(411g) Integrated Optimization of Design, Storage Sizing, and Maintenance Policy As a Markov Decision Process Considering Varying Failure Rates
- Conference: AIChE Annual Meeting
- Year: 2020
- Proceeding: 2020 Virtual AIChE Annual Meeting
- Group: Computing and Systems Technology Division
- Time: Tuesday, November 17, 2020 - 9:30am-9:45am
A number of optimization works have been reported to optimize the reliability of chemical plants. Pistikopoulos et al. (2001) and Goel et al. (2003b) formulate an MILP model for the selection of units with different reliability and the corresponding production and maintenance planning for a fixed system configuration. Terrazas-Moreno et al. (2010) formulate an MILP model using Markov chains to optimize the expected stochastic flexibility of an integrated production site by the selection of pre-specified alternative plants and the design of intermediate storage. Kim (2017) presents a reliability model for k-out-of-n systems without repair using a structured continuous-time Markov Chain, which is solved with a parallel genetic algorithm. As an improvement, our recent mixed-integer framework (Ye et al., 2019) models the stochastic failure-repair process of the superstructure of the ASU process as a continuous-time Markov Chain, and simultaneously optimizes the redundancy selection and the maintenance policy.
This work extends the idea of our aforementioned recent work (Ye et al., 2019) to incorporate liquid storage as another strategy for increasing reliability besides considering redundant equipment and condition-based maintenance. To be specific, three strategies over design and maintenance are considered to increase the availability of the system. For design, we can install parallel units for certain processing stages, such that when the primary units fail, other units can fill in its place in order to reduce system downtime. Another design strategy for reliability is to store liquid products which can be vaporized to meet pipeline demands during plant downtimes. Furthermore, we propose to capture equipment failure rate (bathtub deterioration/failure) and condition-based maintenance with a discrete-time Markov Decision Process. The bathtub curve is discretized into three âworking statesâ of the unit with different failure rates: 1. Infant, 2. Stable, and 3. Worn-out. When a unit is not working, there are three other possible states: 4. Stand-by, 5. Stopped, and 6. Failed. One and only one action is to be assigned to each state, which is the main decision to make in terms of the maintenance policy.
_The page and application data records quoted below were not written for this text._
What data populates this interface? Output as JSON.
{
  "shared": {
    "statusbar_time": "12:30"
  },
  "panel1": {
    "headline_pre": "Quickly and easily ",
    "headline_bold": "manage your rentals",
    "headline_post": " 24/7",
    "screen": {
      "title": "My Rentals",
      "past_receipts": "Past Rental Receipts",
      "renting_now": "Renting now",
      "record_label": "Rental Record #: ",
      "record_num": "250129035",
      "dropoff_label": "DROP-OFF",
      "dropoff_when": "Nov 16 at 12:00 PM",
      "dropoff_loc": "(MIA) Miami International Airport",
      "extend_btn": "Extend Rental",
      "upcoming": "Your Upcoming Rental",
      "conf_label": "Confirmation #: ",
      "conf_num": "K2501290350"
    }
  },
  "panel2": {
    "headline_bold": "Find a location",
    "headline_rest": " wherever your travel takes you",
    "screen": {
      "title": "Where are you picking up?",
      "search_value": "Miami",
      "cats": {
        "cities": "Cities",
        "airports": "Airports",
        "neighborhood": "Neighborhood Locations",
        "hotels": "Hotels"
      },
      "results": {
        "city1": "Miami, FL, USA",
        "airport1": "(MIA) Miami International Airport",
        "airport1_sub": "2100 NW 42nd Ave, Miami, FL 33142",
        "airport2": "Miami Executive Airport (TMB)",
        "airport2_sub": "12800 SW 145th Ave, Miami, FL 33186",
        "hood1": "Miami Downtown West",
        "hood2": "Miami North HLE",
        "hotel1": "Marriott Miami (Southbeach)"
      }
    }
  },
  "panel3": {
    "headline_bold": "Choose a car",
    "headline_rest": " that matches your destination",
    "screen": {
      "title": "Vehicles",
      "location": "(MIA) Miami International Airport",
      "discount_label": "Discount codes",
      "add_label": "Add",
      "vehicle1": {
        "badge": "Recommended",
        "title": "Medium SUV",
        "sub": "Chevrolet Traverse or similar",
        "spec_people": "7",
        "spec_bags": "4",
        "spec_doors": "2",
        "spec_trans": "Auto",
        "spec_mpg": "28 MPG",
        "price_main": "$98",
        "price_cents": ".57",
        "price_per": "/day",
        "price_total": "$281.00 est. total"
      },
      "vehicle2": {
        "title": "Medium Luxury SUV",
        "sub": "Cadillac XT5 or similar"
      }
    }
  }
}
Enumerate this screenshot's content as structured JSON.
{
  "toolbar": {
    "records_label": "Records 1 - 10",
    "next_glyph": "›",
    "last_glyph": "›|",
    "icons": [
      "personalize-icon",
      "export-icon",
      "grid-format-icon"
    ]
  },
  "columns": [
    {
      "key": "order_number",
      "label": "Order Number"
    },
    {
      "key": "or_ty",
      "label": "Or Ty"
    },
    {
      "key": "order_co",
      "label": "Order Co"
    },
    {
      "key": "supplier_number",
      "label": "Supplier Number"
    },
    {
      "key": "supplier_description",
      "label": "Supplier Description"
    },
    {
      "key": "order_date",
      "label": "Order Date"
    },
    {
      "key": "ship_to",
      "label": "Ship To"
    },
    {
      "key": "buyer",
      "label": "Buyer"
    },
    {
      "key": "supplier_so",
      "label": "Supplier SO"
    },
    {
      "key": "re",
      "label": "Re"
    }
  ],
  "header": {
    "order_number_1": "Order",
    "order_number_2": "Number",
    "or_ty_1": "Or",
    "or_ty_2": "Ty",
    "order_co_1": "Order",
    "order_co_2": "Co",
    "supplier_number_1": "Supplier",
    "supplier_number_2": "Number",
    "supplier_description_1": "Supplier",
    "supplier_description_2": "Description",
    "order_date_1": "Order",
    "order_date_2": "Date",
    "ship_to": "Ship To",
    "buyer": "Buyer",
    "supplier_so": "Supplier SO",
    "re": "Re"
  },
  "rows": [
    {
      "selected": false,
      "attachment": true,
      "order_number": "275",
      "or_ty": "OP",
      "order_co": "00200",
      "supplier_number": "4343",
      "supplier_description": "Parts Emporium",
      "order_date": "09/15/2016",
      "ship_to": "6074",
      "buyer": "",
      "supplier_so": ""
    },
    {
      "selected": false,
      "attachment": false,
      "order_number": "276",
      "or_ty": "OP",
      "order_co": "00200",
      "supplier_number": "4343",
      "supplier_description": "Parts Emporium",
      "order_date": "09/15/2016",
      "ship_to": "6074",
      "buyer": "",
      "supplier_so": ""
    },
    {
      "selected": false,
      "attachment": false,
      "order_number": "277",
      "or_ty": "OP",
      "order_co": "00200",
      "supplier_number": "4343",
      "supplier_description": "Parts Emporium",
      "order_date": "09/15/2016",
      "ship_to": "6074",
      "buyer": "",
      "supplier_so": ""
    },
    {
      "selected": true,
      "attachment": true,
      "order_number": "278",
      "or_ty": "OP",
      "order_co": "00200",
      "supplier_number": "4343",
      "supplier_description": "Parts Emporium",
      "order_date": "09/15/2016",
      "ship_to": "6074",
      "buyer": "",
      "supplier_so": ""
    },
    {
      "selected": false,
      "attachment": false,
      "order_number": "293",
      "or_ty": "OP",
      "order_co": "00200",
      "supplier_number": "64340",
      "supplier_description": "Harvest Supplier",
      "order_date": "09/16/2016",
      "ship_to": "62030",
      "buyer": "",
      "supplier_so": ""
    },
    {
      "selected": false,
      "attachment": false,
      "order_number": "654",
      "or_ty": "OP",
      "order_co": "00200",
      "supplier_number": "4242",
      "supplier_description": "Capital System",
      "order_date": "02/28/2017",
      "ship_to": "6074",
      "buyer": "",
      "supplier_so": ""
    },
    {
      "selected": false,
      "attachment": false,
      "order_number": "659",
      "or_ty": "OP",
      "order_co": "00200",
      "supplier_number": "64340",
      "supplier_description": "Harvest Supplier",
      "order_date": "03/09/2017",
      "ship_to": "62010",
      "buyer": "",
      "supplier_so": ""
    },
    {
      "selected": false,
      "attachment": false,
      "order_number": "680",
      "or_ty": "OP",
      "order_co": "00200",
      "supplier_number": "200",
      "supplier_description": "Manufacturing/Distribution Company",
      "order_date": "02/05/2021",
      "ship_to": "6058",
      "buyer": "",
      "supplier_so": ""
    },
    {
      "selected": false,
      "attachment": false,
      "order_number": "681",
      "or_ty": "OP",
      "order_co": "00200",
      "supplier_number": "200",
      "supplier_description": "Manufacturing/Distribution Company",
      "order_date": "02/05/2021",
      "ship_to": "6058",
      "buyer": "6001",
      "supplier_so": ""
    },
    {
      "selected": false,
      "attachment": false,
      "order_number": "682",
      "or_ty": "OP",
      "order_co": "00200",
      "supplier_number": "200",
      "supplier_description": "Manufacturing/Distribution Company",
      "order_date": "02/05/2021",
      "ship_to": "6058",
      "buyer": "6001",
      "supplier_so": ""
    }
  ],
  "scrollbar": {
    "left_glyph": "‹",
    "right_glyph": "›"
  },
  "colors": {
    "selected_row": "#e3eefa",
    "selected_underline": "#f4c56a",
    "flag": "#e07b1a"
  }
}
We embed the optimal condition of Markov Decision Processes and the stationary probability distribution conditions of the reduced Markov Chain into an MINLP (DMP) model that considers the economic trade-off among all major decisions. In order to make the model solvable, we propose a standard linearization for the bilinear terms of binary variables and continuous variables, and a reformulation of the objective function that potentially provides a stronger relaxation of the objective. An example based on the reliable design of a real-world air separation unit is used to demonstrate how to extract the model parameters from the raw data. We attempted to solve the MINLP (DMP) directly with several global solvers and found that they would not solve in reasonable amount of time. Therefore, we propose an algorithm that consists of two phases, Enumeration and Bounding, and Rewards Iteration. The validity of the bounding is based on the earlier introduced reformulation of the objective function. Resolving the example shows that the two-phase algorithm greatly reduces the required computational effort. The algorithm also has consistent performance over 20 randomly generated problems based on the original example of 4 processing stages. Another group of 20 random problems of 6 processing stages are also solved and show good computational results.